Removed this unsupported statement (added by a SPA with some POV[1]) per WP:YESPOV #2 re:The Cambridge History of Science: Volume 7, The Modern Social Sciences, Nature And Scope Of Political Science, A New Handbook of Political Science. Fountains of Bryn Mawr (talk) 20:39, 27 September 2017 (UTC)

the statement needs a little hedging: 1) "It will surprise no one—I shall simply repeat a well-received opinion— if I say that Machiavelli is the founder of modern political science." says Modernity and Its Discontents' Steven B. Smith - 2016; 2) "Machiavelli is often dubbed the 'founder' of modern political science," says Machiavellian Democracy (2011) p 11 by Professor John P. McCormick; 3) "Machiavelli, Niccolo Founder of Modern Political Science" in Philosophers and Religious Leaders (2013) - Page 117 by Christian von Dehsen. 2013; 4) "Machiavelli created the modern perspective in ... political philosophy, and political science." Handbook of Organizational Theory and Management by Thomas D. Lynch - 1997. 5) " Machiavelli is cited as the founder of modern political science" Dialogue as a Trans-disciplinary Concept by Paul Mendes-Flohr - 2015. Rjensen (talk) 20:55, 27 September 2017 (UTC)

Note that the same account also added similar to Political_ethics#Ethics_of_process.
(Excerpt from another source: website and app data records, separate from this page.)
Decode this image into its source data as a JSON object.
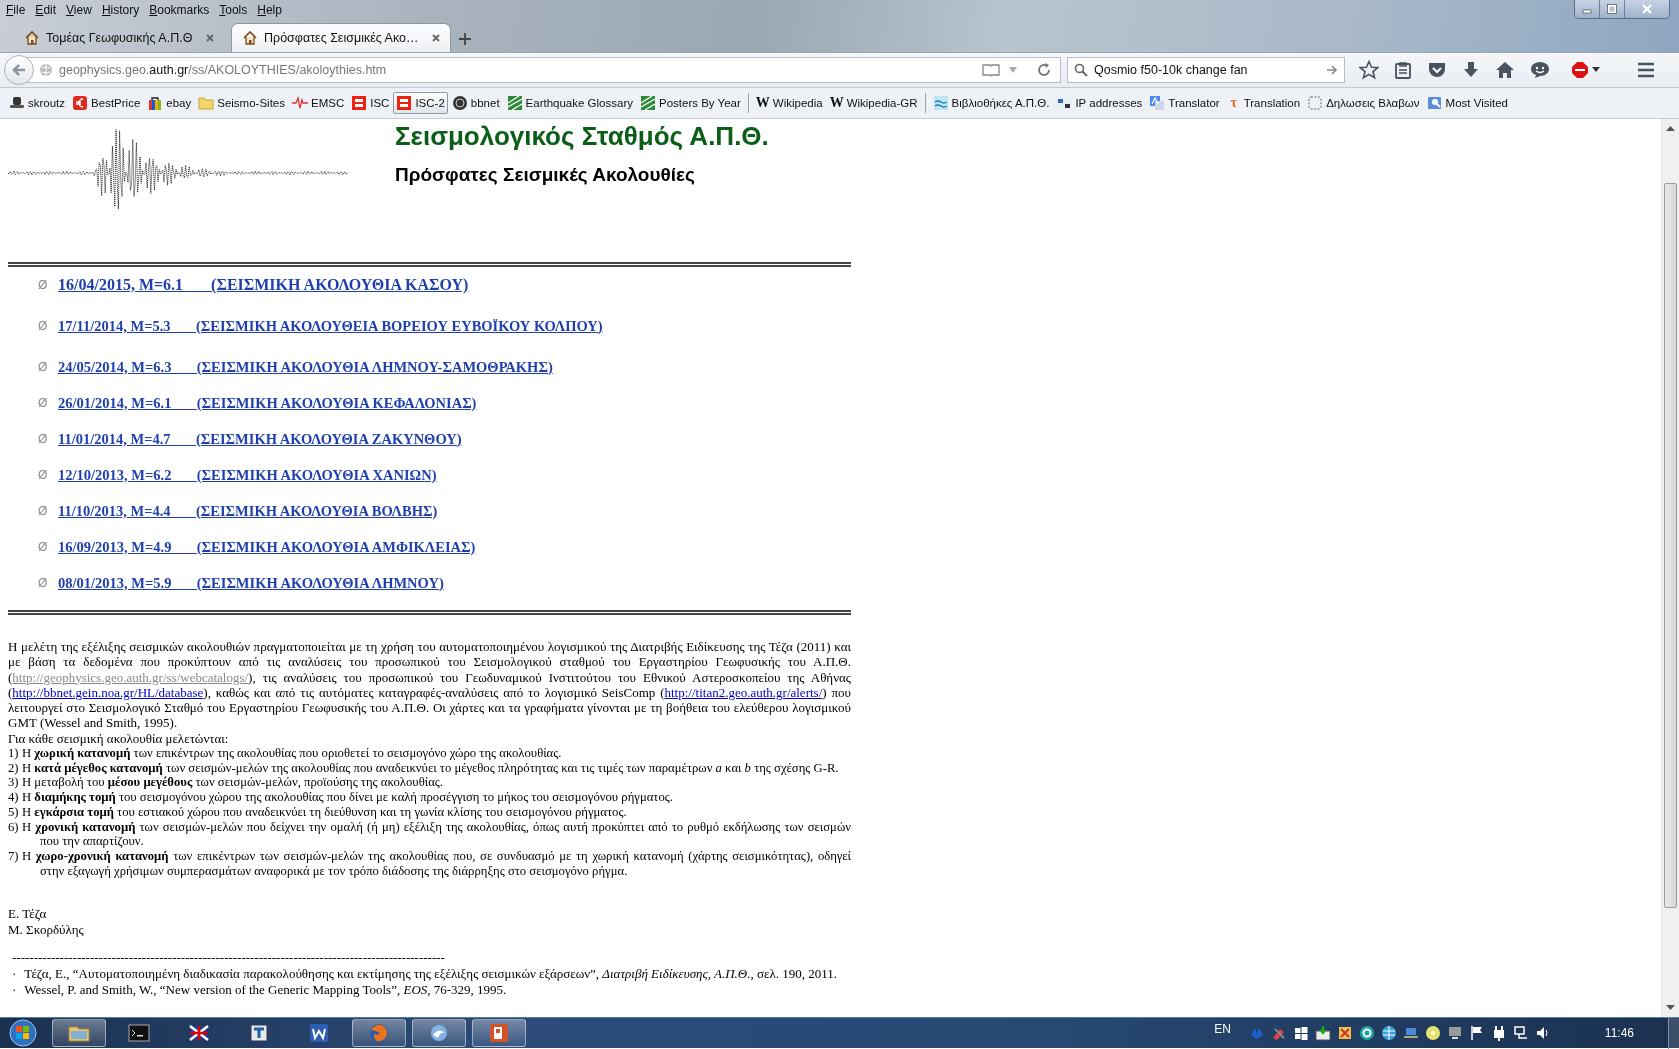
{
  "menu": [
    "File",
    "Edit",
    "View",
    "History",
    "Bookmarks",
    "Tools",
    "Help"
  ],
  "tabs": [
    {
      "title": "Τομέας Γεωφυσικής Α.Π.Θ",
      "selected": false
    },
    {
      "title": "Πρόσφατες Σεισμικές Ακο…",
      "selected": true
    }
  ],
  "address": {
    "prefix": "geophysics.geo.",
    "domain": "auth.gr",
    "path": "/ss/AKOLOYTHIES/akoloythies.htm"
  },
  "search": {
    "value": "Qosmio f50-10k change fan"
  },
  "bookmarks": [
    {
      "kind": "bookmark",
      "label": "skroutz",
      "hovered": false
    },
    {
      "kind": "bookmark",
      "label": "BestPrice",
      "hovered": false
    },
    {
      "kind": "bookmark",
      "label": "ebay",
      "hovered": false
    },
    {
      "kind": "bookmark",
      "label": "Seismo-Sites",
      "hovered": false
    },
    {
      "kind": "bookmark",
      "label": "EMSC",
      "hovered": false
    },
    {
      "kind": "bookmark",
      "label": "ISC",
      "hovered": false
    },
    {
      "kind": "bookmark",
      "label": "ISC-2",
      "hovered": true
    },
    {
      "kind": "bookmark",
      "label": "bbnet",
      "hovered": false
    },
    {
      "kind": "bookmark",
      "label": "Earthquake Glossary",
      "hovered": false
    },
    {
      "kind": "bookmark",
      "label": "Posters By Year",
      "hovered": false
    },
    {
      "kind": "separator"
    },
    {
      "kind": "bookmark",
      "glyph": "W",
      "label": "Wikipedia",
      "hovered": false
    },
    {
      "kind": "bookmark",
      "glyph": "W",
      "label": "Wikipedia-GR",
      "hovered": false
    },
    {
      "kind": "separator"
    },
    {
      "kind": "bookmark",
      "label": "Βιβλιοθήκες Α.Π.Θ.",
      "hovered": false
    },
    {
      "kind": "bookmark",
      "label": "IP addresses",
      "hovered": false
    },
    {
      "kind": "bookmark",
      "label": "Translator",
      "hovered": false
    },
    {
      "kind": "bookmark",
      "glyph": "τ",
      "label": "Translation",
      "hovered": false
    },
    {
      "kind": "bookmark",
      "label": "Δηλωσεις Βλαβων",
      "hovered": false
    },
    {
      "kind": "bookmark",
      "label": "Most Visited",
      "hovered": false
    }
  ],
  "page": {
    "station_title": "Σεισμολογικός Σταθμός Α.Π.Θ.",
    "page_title": "Πρόσφατες Σεισμικές Ακολουθίες",
    "sequences": [
      {
        "bullet": "Ø",
        "label": "16/04/2015, M=6.1       (ΣΕΙΣΜΙΚΗ ΑΚΟΛΟΥΘΙΑ ΚΑΣΟΥ)",
        "large": true
      },
      {
        "bullet": "Ø",
        "label": "17/11/2014, M=5.3       (ΣΕΙΣΜΙΚΗ ΑΚΟΛΟΥΘΕΙΑ ΒΟΡΕΙΟΥ ΕΥΒΟΪΚΟΥ ΚΟΛΠΟΥ)",
        "large": false
      },
      {
        "bullet": "Ø",
        "label": "24/05/2014, M=6.3       (ΣΕΙΣΜΙΚΗ ΑΚΟΛΟΥΘΙΑ ΛΗΜΝΟΥ-ΣΑΜΟΘΡΑΚΗΣ)",
        "large": false
      },
      {
        "bullet": "Ø",
        "label": "26/01/2014, M=6.1       (ΣΕΙΣΜΙΚΗ ΑΚΟΛΟΥΘΙΑ ΚΕΦΑΛΟΝΙΑΣ)",
        "large": false
      },
      {
        "bullet": "Ø",
        "label": "11/01/2014, M=4.7       (ΣΕΙΣΜΙΚΗ ΑΚΟΛΟΥΘΙΑ ΖΑΚΥΝΘΟΥ)",
        "large": false
      },
      {
        "bullet": "Ø",
        "label": "12/10/2013, M=6.2       (ΣΕΙΣΜΙΚΗ ΑΚΟΛΟΥΘΙΑ ΧΑΝΙΩΝ)",
        "large": false
      },
      {
        "bullet": "Ø",
        "label": "11/10/2013, M=4.4       (ΣΕΙΣΜΙΚΗ ΑΚΟΛΟΥΘΙΑ ΒΟΛΒΗΣ)",
        "large": false
      },
      {
        "bullet": "Ø",
        "label": "16/09/2013, M=4.9       (ΣΕΙΣΜΙΚΗ ΑΚΟΛΟΥΘΙΑ ΑΜΦΙΚΛΕΙΑΣ)",
        "large": false
      },
      {
        "bullet": "Ø",
        "label": "08/01/2013, M=5.9       (ΣΕΙΣΜΙΚΗ ΑΚΟΛΟΥΘΙΑ ΛΗΜΝΟΥ)",
        "large": false
      }
    ],
    "intro": [
      {
        "kind": "text",
        "text": "Η μελέτη της εξέλιξης σεισμικών ακολουθιών πραγματοποιείται με τη χρήση του αυτοματοποιημένου λογισμικού της Διατριβής Ειδίκευσης της Τέζα (2011) και με βάση τα δεδομένα που προκύπτουν από τις αναλύσεις του προσωπικού του Σεισμολογικού σταθμού του Εργαστηρίου Γεωφυσικής του Α.Π.Θ. ("
      },
      {
        "kind": "muted-link",
        "text": "http://geophysics.geo.auth.gr/ss/webcatalogs/"
      },
      {
        "kind": "text",
        "text": "), τις αναλύσεις του προσωπικού του Γεωδυναμικού Ινστιτούτου του Εθνικού Αστεροσκοπείου της Αθήνας ("
      },
      {
        "kind": "link",
        "text": "http://bbnet.gein.noa.gr/HL/database"
      },
      {
        "kind": "text",
        "text": "), καθώς και από τις αυτόματες καταγραφές-αναλύσεις από το λογισμικό SeisComp ("
      },
      {
        "kind": "link",
        "text": "http://titan2.geo.auth.gr/alerts/"
      },
      {
        "kind": "text",
        "text": ") που λειτουργεί στο Σεισμολογικό Σταθμό του Εργαστηρίου Γεωφυσικής του Α.Π.Θ. Οι χάρτες και τα γραφήματα γίνονται με τη βοήθεια του ελεύθερου λογισμικού GMT (Wessel and Smith, 1995)."
      }
    ],
    "studies_heading": "Για κάθε σεισμική ακολουθία μελετώνται:",
    "studies": [
      {
        "number": "1)",
        "text": "Η **χωρική κατανομή** των επικέντρων της ακολουθίας που οριοθετεί το  σεισμογόνο χώρο της ακολουθίας."
      },
      {
        "number": "2)",
        "text": "Η **κατά μέγεθος κατανομή** των σεισμών-μελών της ακολουθίας που αναδεικνύει το μέγεθος πληρότητας και τις τιμές των παραμέτρων *a* και *b* της σχέσης G-R."
      },
      {
        "number": "3)",
        "text": "Η μεταβολή του **μέσου μεγέθους** των σεισμών-μελών, προϊούσης της ακολουθίας."
      },
      {
        "number": "4)",
        "text": "Η **διαμήκης τομή** του σεισμογόνου χώρου της ακολουθίας που δίνει με καλή προσέγγιση το μήκος του σεισμογόνου ρήγματος."
      },
      {
        "number": "5)",
        "text": "Η **εγκάρσια τομή** του εστιακού χώρου που αναδεικνύει τη διεύθυνση και τη γωνία κλίσης του σεισμογόνου ρήγματος."
      },
      {
        "number": "6)",
        "text": "Η **χρονική κατανομή** των σεισμών-μελών που δείχνει την ομαλή (ή μη) εξέλιξη της ακολουθίας, όπως αυτή προκύπτει από το ρυθμό εκδήλωσης των σεισμών που την απαρτίζουν."
      },
      {
        "number": "7)",
        "text": "Η **χωρο-χρονική κατανομή** των επικέντρων των σεισμών-μελών της ακολουθίας που, σε συνδυασμό με τη χωρική κατανομή (χάρτης σεισμικότητας), οδηγεί στην εξαγωγή χρήσιμων συμπερασμάτων αναφορικά με τον τρόπο διάδοσης της διάρρηξης στο σεισμογόνο ρήγμα."
      }
    ],
    "authors": [
      "Ε. Τέζα",
      "Μ. Σκορδύλης"
    ],
    "references_rule": "----------------------------------------------------------------------------------------------------",
    "references": [
      {
        "bullet": "·",
        "text": "Τέζα, Ε., “Αυτοματοποιημένη διαδικασία παρακολούθησης και εκτίμησης της εξέλιξης σεισμικών εξάρσεων”, *Διατριβή Ειδίκευσης, Α.Π.Θ.*, σελ. 190, 2011."
      },
      {
        "bullet": "·",
        "text": "Wessel, P. and Smith, W., “New version of the Generic Mapping Tools”, *EOS*, 76-329, 1995."
      }
    ]
  },
  "taskbar": {
    "apps": [
      {
        "running": true
      },
      {
        "running": false
      },
      {
        "running": false
      },
      {
        "running": false
      },
      {
        "running": false
      },
      {
        "running": true
      },
      {
        "running": true
      },
      {
        "running": true
      }
    ],
    "language": "EN",
    "clock": "11:46"
  }
}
I have no opinion as to it's truth William M. Connolley (talk) 21:22, 27 September 2017 (UTC)

Noted part of the problem is: what goes here in overview, and what should be explained in the sub-article History of political science. This led me to do a very rough cleanup of article structure since there seem to be multiple "overviews", multiple "history" sections, multiple "education" sections. Machiavelli was dropped in out of context in a non-history section. He could be mention here in summary, he is covered in context in History of political science, we should probably not make any YESPOV claims here. Fountains of Bryn Mawr (talk) 19:49, 28 September 2017 (UTC)